In 2013, visitors from 30 countries will be required to submit a photograph and fingerprints if they want to travel to Canada.
The new rules will apply to individuals from Afghanistan, Albania, Algeria, Bangladesh, Burma (Myanmar), Cambodia, Colombia, the Democratic Republic of Congo, Egypt, Eritrea, Haiti, Iran, Iraq, Jamaica, Jordan, Laos, Lebanon, Libya, Nigeria, Pakistan, Saudi Arabia, Somalia, Sri Lanka, Sudan, South Sudan, Syria, Tunisia, Vietnam, Yemen and the Palestinian territory who are seeking to go to Canada as tourists or on study or work permits.
Canadian citizens and permanent residents returning to Canada will not be required to turn over biometric data.
According to the regulations, the photos and fingerprints would be collected overseas, prior to the individual coming to Canada. Fingerprints would be checked against fingerprint records of refugee claimants, previous deportees, those with criminal records and previous visa applicants before a decision is made as to whether the individual should receive a visa.
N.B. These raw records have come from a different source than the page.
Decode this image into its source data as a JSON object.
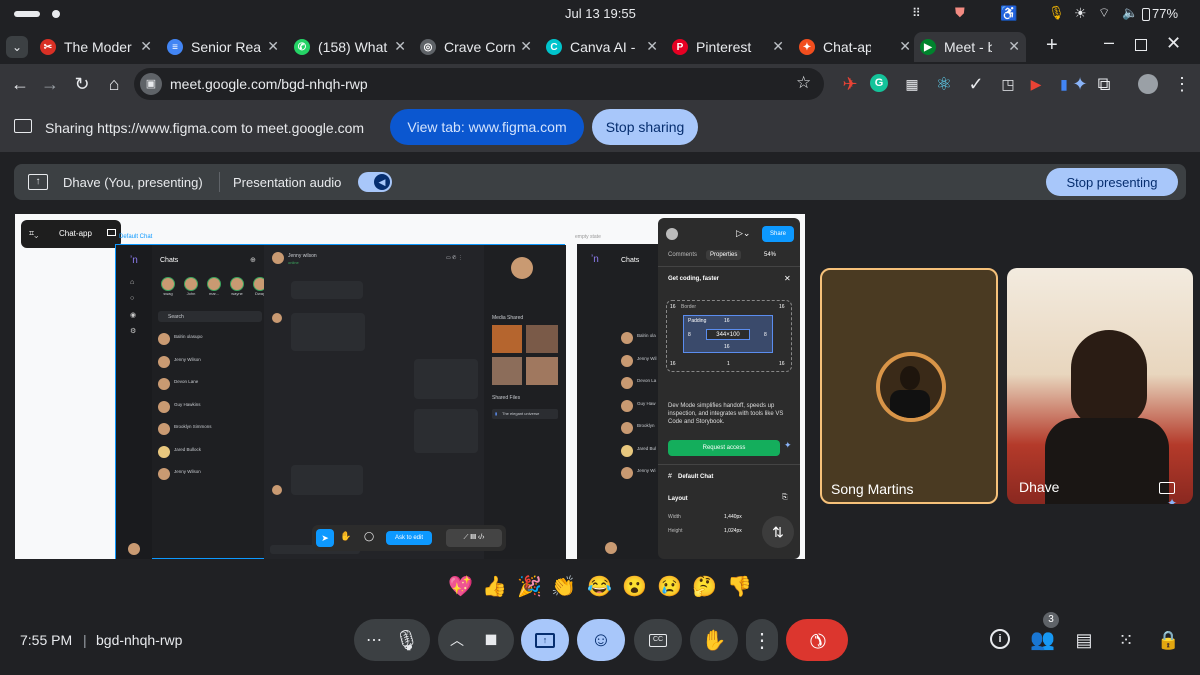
{
  "status_bar": {
    "time_date": "Jul 13  19:55",
    "battery": "77%"
  },
  "tabs": [
    {
      "title": "The Moder",
      "fav_color": "#d93025",
      "fav_glyph": "✂"
    },
    {
      "title": "Senior Rea",
      "fav_color": "#4285f4",
      "fav_glyph": "≡"
    },
    {
      "title": "(158) What",
      "fav_color": "#25d366",
      "fav_glyph": "✆"
    },
    {
      "title": "Crave Corn",
      "fav_color": "#5f6368",
      "fav_glyph": "◎"
    },
    {
      "title": "Canva AI - ",
      "fav_color": "#00c4cc",
      "fav_glyph": "C"
    },
    {
      "title": "Pinterest",
      "fav_color": "#e60023",
      "fav_glyph": "P"
    },
    {
      "title": "Chat-ap",
      "fav_color": "#f24e1e",
      "fav_glyph": "✦"
    },
    {
      "title": "Meet - b",
      "fav_color": "#00832d",
      "fav_glyph": "▶"
    }
  ],
  "omnibox": {
    "url": "meet.google.com/bgd-nhqh-rwp"
  },
  "sharebar": {
    "text": "Sharing https://www.figma.com to meet.google.com",
    "view_tab": "View tab: www.figma.com",
    "stop_sharing": "Stop sharing"
  },
  "present_bar": {
    "presenter": "Dhave (You, presenting)",
    "audio": "Presentation audio",
    "stop_presenting": "Stop presenting"
  },
  "figma": {
    "file_name": "Chat-app",
    "frame_label": "Default Chat",
    "frame_label2": "empty state",
    "chats_title": "Chats",
    "search": "Search",
    "stories": [
      "swag",
      "John",
      "mar...",
      "wayne",
      "Dway"
    ],
    "chat_list": [
      "Balrin olasupo",
      "Jenny Wilson",
      "Devon Lane",
      "Guy Hawkins",
      "Brooklyn Simmons",
      "Jared Bullock",
      "Jenny Wilson"
    ],
    "right_chats": [
      "Balrin ola",
      "Jenny Wil",
      "Devon La",
      "Guy Haw",
      "Brooklyn",
      "Jared Bul",
      "Jenny Wi"
    ],
    "contact": "Jenny wilson",
    "contact_status": "online",
    "media_shared": "Media Shared",
    "shared_files": "Shared Files",
    "shared_file": "The elegant universe",
    "ask_to_edit": "Ask to edit",
    "panel": {
      "share": "Share",
      "comments": "Comments",
      "properties": "Properties",
      "zoom": "54%",
      "promo": "Get coding, faster",
      "border": "Border",
      "padding": "Padding",
      "size": "344×100",
      "num16": "16",
      "num8": "8",
      "num1": "1",
      "desc": "Dev Mode simplifies handoff, speeds up inspection, and integrates with tools like VS Code and Storybook.",
      "request": "Request access",
      "frame": "Default Chat",
      "layout": "Layout",
      "width_label": "Width",
      "width_val": "1,440px",
      "height_label": "Height",
      "height_val": "1,024px"
    }
  },
  "participants": [
    {
      "name": "Song Martins"
    },
    {
      "name": "Dhave"
    }
  ],
  "reactions": [
    "💖",
    "👍",
    "🎉",
    "👏",
    "😂",
    "😮",
    "😢",
    "🤔",
    "👎"
  ],
  "bottom": {
    "meeting_time": "7:55 PM",
    "separator": "|",
    "meeting_code": "bgd-nhqh-rwp",
    "people_count": "3"
  },
  "colors": {
    "accent": "#a8c7fa",
    "end_call": "#dc362e",
    "view_tab_bg": "#0b57d0",
    "request_green": "#14ae5c",
    "figma_blue": "#0d99ff"
  }
}
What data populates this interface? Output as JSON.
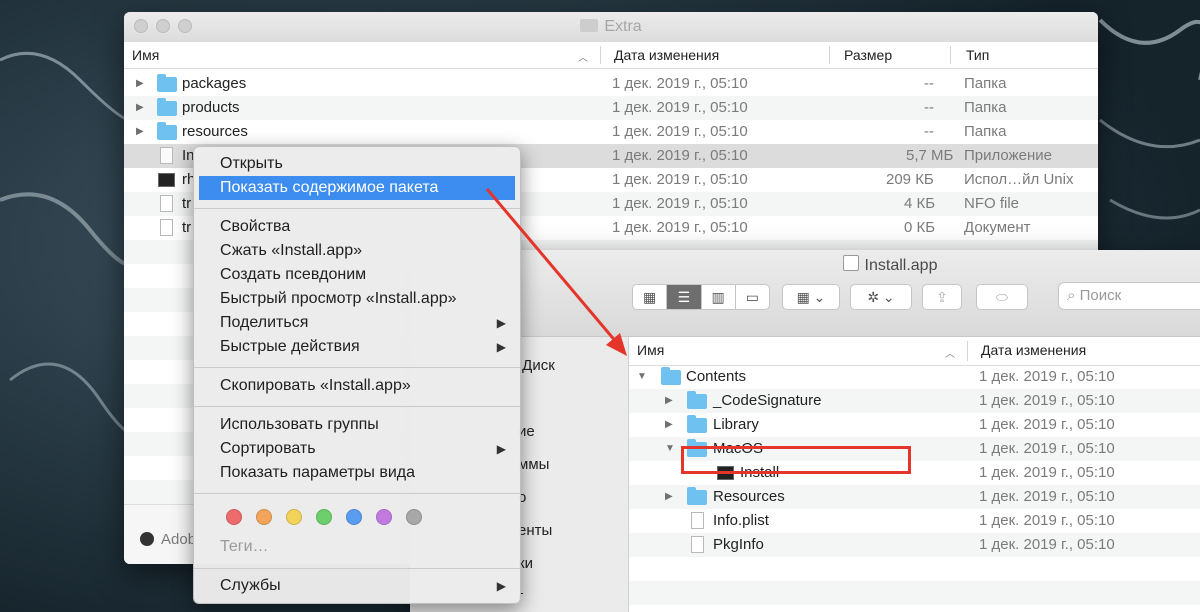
{
  "window1": {
    "title": "Extra",
    "columns": {
      "name": "Имя",
      "date": "Дата изменения",
      "size": "Размер",
      "kind": "Тип"
    },
    "rows": [
      {
        "name": "packages",
        "date": "1 дек. 2019 г., 05:10",
        "size": "--",
        "kind": "Папка"
      },
      {
        "name": "products",
        "date": "1 дек. 2019 г., 05:10",
        "size": "--",
        "kind": "Папка"
      },
      {
        "name": "resources",
        "date": "1 дек. 2019 г., 05:10",
        "size": "--",
        "kind": "Папка"
      },
      {
        "name": "In",
        "date": "1 дек. 2019 г., 05:10",
        "size": "5,7 МБ",
        "kind": "Приложение"
      },
      {
        "name": "rh",
        "date": "1 дек. 2019 г., 05:10",
        "size": "209 КБ",
        "kind": "Испол…йл Unix"
      },
      {
        "name": "tr",
        "date": "1 дек. 2019 г., 05:10",
        "size": "4 КБ",
        "kind": "NFO file"
      },
      {
        "name": "tr",
        "date": "1 дек. 2019 г., 05:10",
        "size": "0 КБ",
        "kind": "Документ"
      }
    ],
    "footer_item": "Adob"
  },
  "context_menu": {
    "items": {
      "open": "Открыть",
      "show_package": "Показать содержимое пакета",
      "info": "Свойства",
      "compress": "Сжать «Install.app»",
      "alias": "Создать псевдоним",
      "quicklook": "Быстрый просмотр «Install.app»",
      "share": "Поделиться",
      "quick_actions": "Быстрые действия",
      "copy": "Скопировать «Install.app»",
      "use_groups": "Использовать группы",
      "sort": "Сортировать",
      "view_options": "Показать параметры вида",
      "tags": "Теги…",
      "services": "Службы"
    },
    "tag_colors": [
      "#ee6b6b",
      "#f2a45a",
      "#f2d35a",
      "#6ccf6c",
      "#5a9cf0",
      "#c17be0",
      "#a8a8a8"
    ]
  },
  "window2": {
    "title": "Install.app",
    "search_placeholder": "Поиск",
    "columns": {
      "name": "Имя",
      "date": "Дата изменения"
    },
    "sidebar_fragments": [
      ".Диск",
      "ие",
      "ммы",
      "о",
      "енты",
      "ки",
      "г"
    ],
    "rows": [
      {
        "name": "Contents",
        "date": "1 дек. 2019 г., 05:10"
      },
      {
        "name": "_CodeSignature",
        "date": "1 дек. 2019 г., 05:10"
      },
      {
        "name": "Library",
        "date": "1 дек. 2019 г., 05:10"
      },
      {
        "name": "MacOS",
        "date": "1 дек. 2019 г., 05:10"
      },
      {
        "name": "Install",
        "date": "1 дек. 2019 г., 05:10"
      },
      {
        "name": "Resources",
        "date": "1 дек. 2019 г., 05:10"
      },
      {
        "name": "Info.plist",
        "date": "1 дек. 2019 г., 05:10"
      },
      {
        "name": "PkgInfo",
        "date": "1 дек. 2019 г., 05:10"
      }
    ]
  },
  "colors": {
    "highlight": "#3d8cf0",
    "annotation": "#e5352a",
    "folder": "#6fc1f0"
  }
}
Border officials will use the accompanying photograph to verify an individual’s identity when they arrive in Canada and may require an additional fingerprint scan before they’re admitted. The Canadian government will charge a biometric fee of $85 aimed at offsetting about half the cost of the program.